This course will offer a critical introduction to the interdisciplinary study of human rights through the case of migration. To gain a deep understanding of the role of borders and the environmental crisis in contemporary life, we will read foundational texts in philosophy, political theory, sociology, and cultural studies, which we will supplement with contemporary works in literature, film, and the visual arts. The course will be divided into units that consider specific real-world cases of political and environmental migration. These will include contemporary cases, such as that of Haiti, Afghanistan, Bangladesh, and Central America; cases from the recent past, such as that of Jewish people during World War II; and, importantly, we will consider possible future cases, which include certain areas of the United States that are in environmental peril.
In this course, we will investigate and answer questions like: What is the ideal response of the international community when there is a political or environmental crisis in a specific area or country? What are the consequences for the countries that take refugees? What are the ethics and politics of exclusion, refuge, sanctuary, hospitality, and statelessness? How can young people prepare to demand political and environmental justice from their governments and international organizations?

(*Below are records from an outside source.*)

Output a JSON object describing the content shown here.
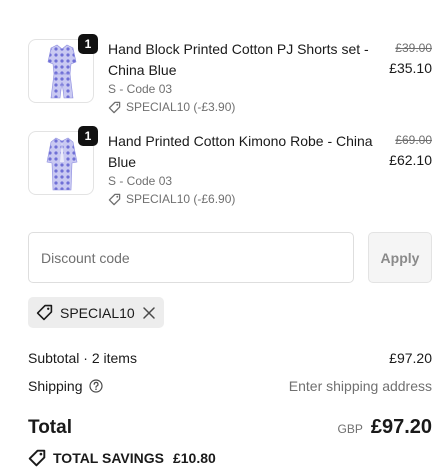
{
  "cart": {
    "items": [
      {
        "quantity": "1",
        "name": "Hand Block Printed Cotton PJ Shorts set - China Blue",
        "variant": "S - Code 03",
        "discount": "SPECIAL10 (-£3.90)",
        "original_price": "£39.00",
        "price": "£35.10"
      },
      {
        "quantity": "1",
        "name": "Hand Printed Cotton Kimono Robe - China Blue",
        "variant": "S - Code 03",
        "discount": "SPECIAL10 (-£6.90)",
        "original_price": "£69.00",
        "price": "£62.10"
      }
    ]
  },
  "discount_form": {
    "placeholder": "Discount code",
    "value": "",
    "apply_label": "Apply"
  },
  "applied_code": "SPECIAL10",
  "summary": {
    "subtotal_label": "Subtotal · 2 items",
    "subtotal_value": "£97.20",
    "shipping_label": "Shipping",
    "shipping_value": "Enter shipping address",
    "total_label": "Total",
    "currency": "GBP",
    "total_value": "£97.20",
    "savings_label": "TOTAL SAVINGS",
    "savings_value": "£10.80"
  },
  "icons": {
    "tag": "tag-icon",
    "close": "close-icon",
    "help": "question-circle-icon"
  },
  "colors": {
    "accent": "#111111",
    "muted_text": "#707070",
    "product_print": "#6f6fd6"
  }
}
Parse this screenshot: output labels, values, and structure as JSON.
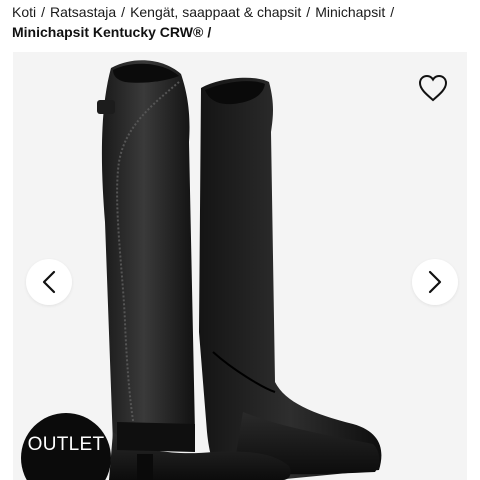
{
  "breadcrumb": {
    "items": [
      "Koti",
      "Ratsastaja",
      "Kengät, saappaat & chapsit",
      "Minichapsit"
    ],
    "separator": "/",
    "current": "Minichapsit Kentucky CRW®"
  },
  "gallery": {
    "badge": "OUTLET",
    "wishlist_icon": "heart-outline-icon",
    "prev_icon": "chevron-left-icon",
    "next_icon": "chevron-right-icon",
    "background": "#f4f4f4",
    "badge_color": "#0b0b0b"
  }
}
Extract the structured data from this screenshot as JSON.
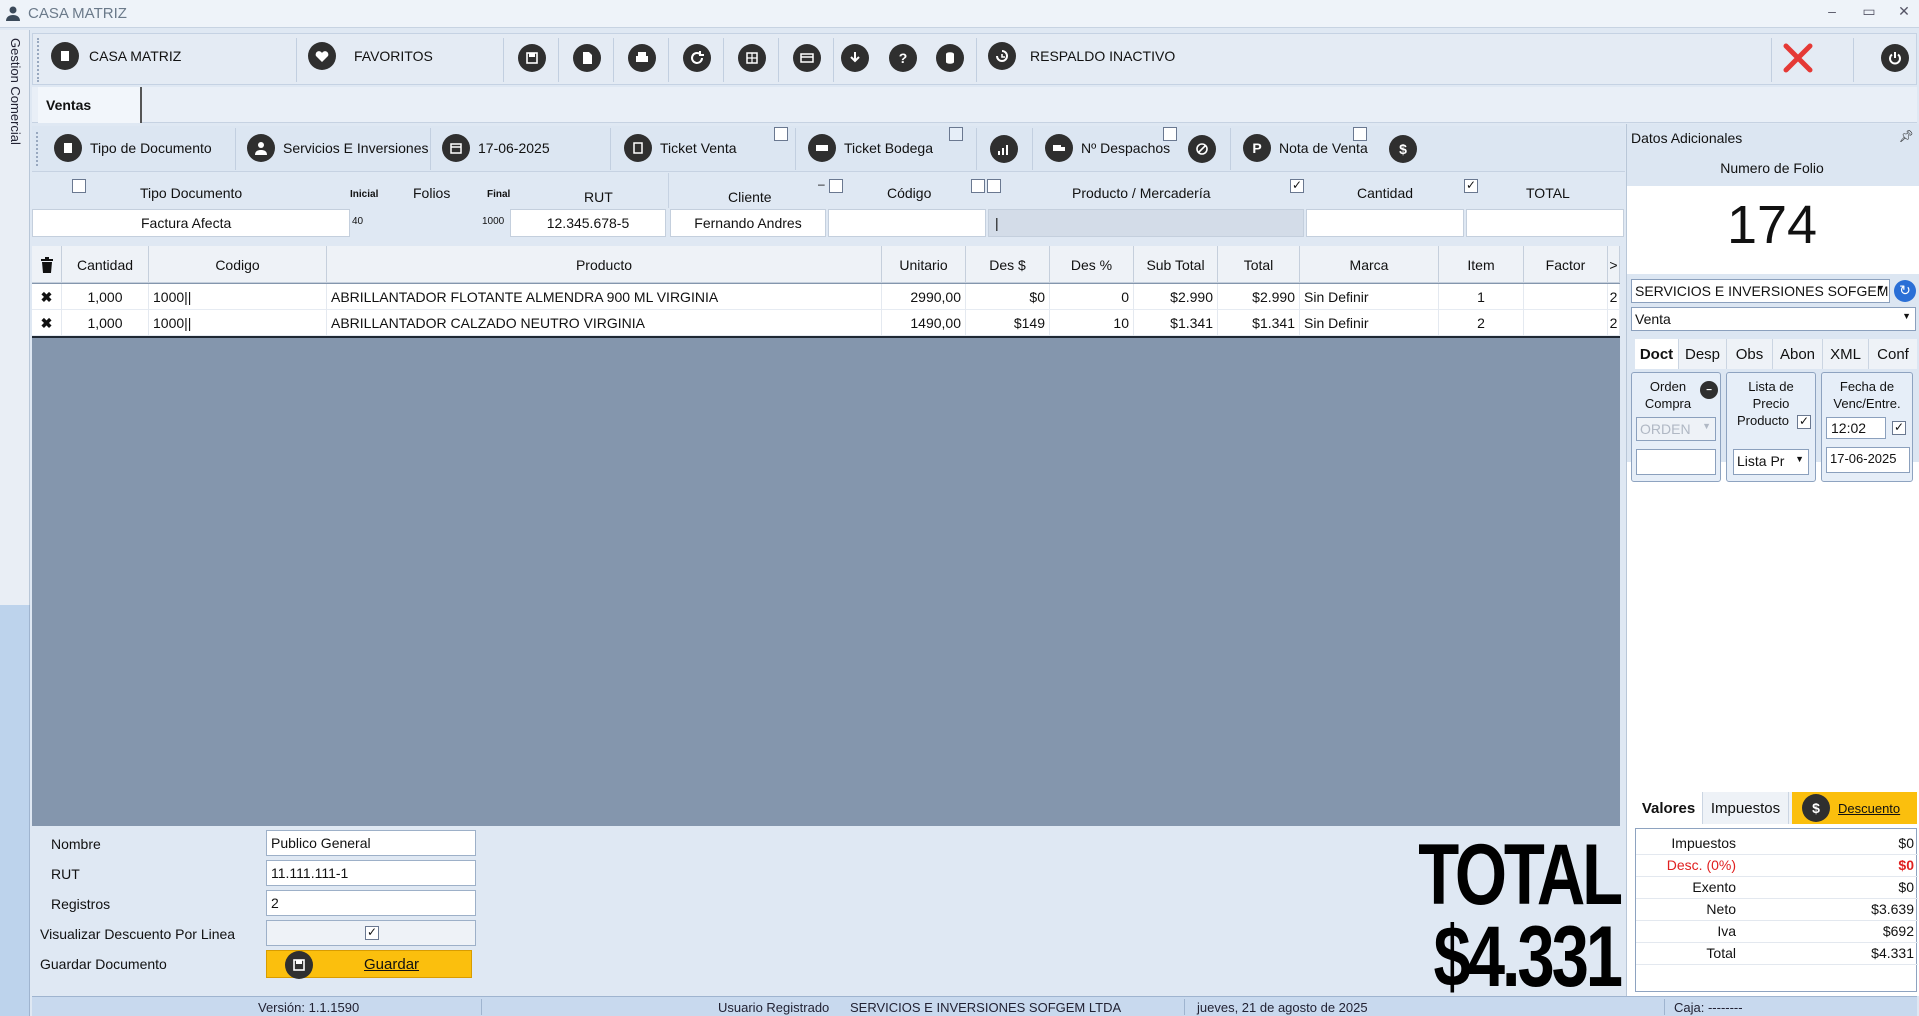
{
  "window": {
    "title": "CASA MATRIZ",
    "controls": [
      "–",
      "▭",
      "✕"
    ],
    "side_tab": "Gestion Comercial"
  },
  "toolbar": {
    "casa_matriz": "CASA MATRIZ",
    "favoritos": "FAVORITOS",
    "respaldo": "RESPALDO INACTIVO"
  },
  "tabs": {
    "ventas": "Ventas"
  },
  "doc_toolbar": {
    "tipo_documento": "Tipo de Documento",
    "cliente": "Servicios E Inversiones",
    "fecha": "17-06-2025",
    "ticket_venta": "Ticket Venta",
    "ticket_bodega": "Ticket Bodega",
    "despachos": "Nº Despachos",
    "nota_venta": "Nota de Venta"
  },
  "header_labels": {
    "tipo_documento": "Tipo Documento",
    "inicial": "Inicial",
    "folios": "Folios",
    "final": "Final",
    "rut": "RUT",
    "cliente": "Cliente",
    "codigo": "Código",
    "producto": "Producto / Mercadería",
    "cantidad": "Cantidad",
    "total": "TOTAL"
  },
  "header_values": {
    "tipo_documento": "Factura Afecta",
    "inicial": "40",
    "final": "1000",
    "rut": "12.345.678-5",
    "cliente": "Fernando Andres",
    "codigo": "",
    "producto": "|",
    "cantidad": "",
    "total": ""
  },
  "grid": {
    "columns": [
      "Cantidad",
      "Codigo",
      "Producto",
      "Unitario",
      "Des $",
      "Des %",
      "Sub Total",
      "Total",
      "Marca",
      "Item",
      "Factor",
      ">"
    ],
    "rows": [
      {
        "cantidad": "1,000",
        "codigo": "1000||",
        "producto": "ABRILLANTADOR FLOTANTE ALMENDRA 900 ML VIRGINIA",
        "unitario": "2990,00",
        "des_monto": "$0",
        "des_pct": "0",
        "subtotal": "$2.990",
        "total": "$2.990",
        "marca": "Sin Definir",
        "item": "1",
        "factor": "",
        "extra": "2"
      },
      {
        "cantidad": "1,000",
        "codigo": "1000||",
        "producto": "ABRILLANTADOR CALZADO NEUTRO VIRGINIA",
        "unitario": "1490,00",
        "des_monto": "$149",
        "des_pct": "10",
        "subtotal": "$1.341",
        "total": "$1.341",
        "marca": "Sin Definir",
        "item": "2",
        "factor": "",
        "extra": "2"
      }
    ]
  },
  "form": {
    "nombre_label": "Nombre",
    "nombre_value": "Publico General",
    "rut_label": "RUT",
    "rut_value": "11.111.111-1",
    "registros_label": "Registros",
    "registros_value": "2",
    "visualizar_label": "Visualizar Descuento Por Linea",
    "guardar_label": "Guardar Documento",
    "guardar_button": "Guardar"
  },
  "total": {
    "label": "TOTAL",
    "value": "$4.331"
  },
  "statusbar": {
    "version": "Versión: 1.1.1590",
    "usuario": "Usuario Registrado",
    "empresa": "SERVICIOS E INVERSIONES SOFGEM LTDA",
    "fecha": "jueves, 21 de agosto de 2025",
    "caja": "Caja: --------"
  },
  "right_panel": {
    "title": "Datos Adicionales",
    "folio_label": "Numero de Folio",
    "folio": "174",
    "empresa_combo": "SERVICIOS E INVERSIONES SOFGEM",
    "tipo_combo": "Venta",
    "tabs": [
      "Doct",
      "Desp",
      "Obs",
      "Abon",
      "XML",
      "Conf"
    ],
    "orden_compra": {
      "label1": "Orden",
      "label2": "Compra",
      "combo": "ORDEN"
    },
    "lista_precio": {
      "label1": "Lista de",
      "label2": "Precio",
      "label3": "Producto",
      "combo": "Lista Pr"
    },
    "fecha_venc": {
      "label1": "Fecha de",
      "label2": "Venc/Entre.",
      "hora": "12:02",
      "fecha": "17-06-2025"
    },
    "valores_tabs": [
      "Valores",
      "Impuestos",
      "Descuento"
    ],
    "valores": [
      {
        "label": "Impuestos",
        "value": "$0",
        "red": false
      },
      {
        "label": "Desc. (0%)",
        "value": "$0",
        "red": true
      },
      {
        "label": "Exento",
        "value": "$0",
        "red": false
      },
      {
        "label": "Neto",
        "value": "$3.639",
        "red": false
      },
      {
        "label": "Iva",
        "value": "$692",
        "red": false
      },
      {
        "label": "Total",
        "value": "$4.331",
        "red": false
      }
    ]
  },
  "colors": {
    "accent": "#fbbf0d",
    "grid_bg": "#8496ad",
    "red": "#e02020",
    "close_red": "#e53935"
  }
}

You will investigate these questions and many more, and they will come up with answers by engaging with some of the most important thinkers and artists of the twentieth and twenty-first centuries. Students will read philosophers like Hanna Arendt and Etienne Balibar, cultural theorists like Thomas Nail and Sandro Mezzadra, and literary artists like Mahmoud Darwish and Valeria Luiselli, as well as scholars in political theory, history, law, and identity studies. To gain a cross-cultural understanding of political and environmental crises, we will look to a variety of cases from across the globe, from Haiti to Chile, to the United States to Afghanistan. In studying these, we will build on our theoretical foundation by reading materials specific to each political and/or environmental crisis and the international response. By putting these readings into conversation with one another, we will draw out lessons about the human rights of refugees and the position of receiving countries.
In this course, you will learn:
Online sections of Pre-College courses are offered in one of the following modalities: Asynchronous, Mostly asynchronous, or Blended. Please review full information regarding the experience here.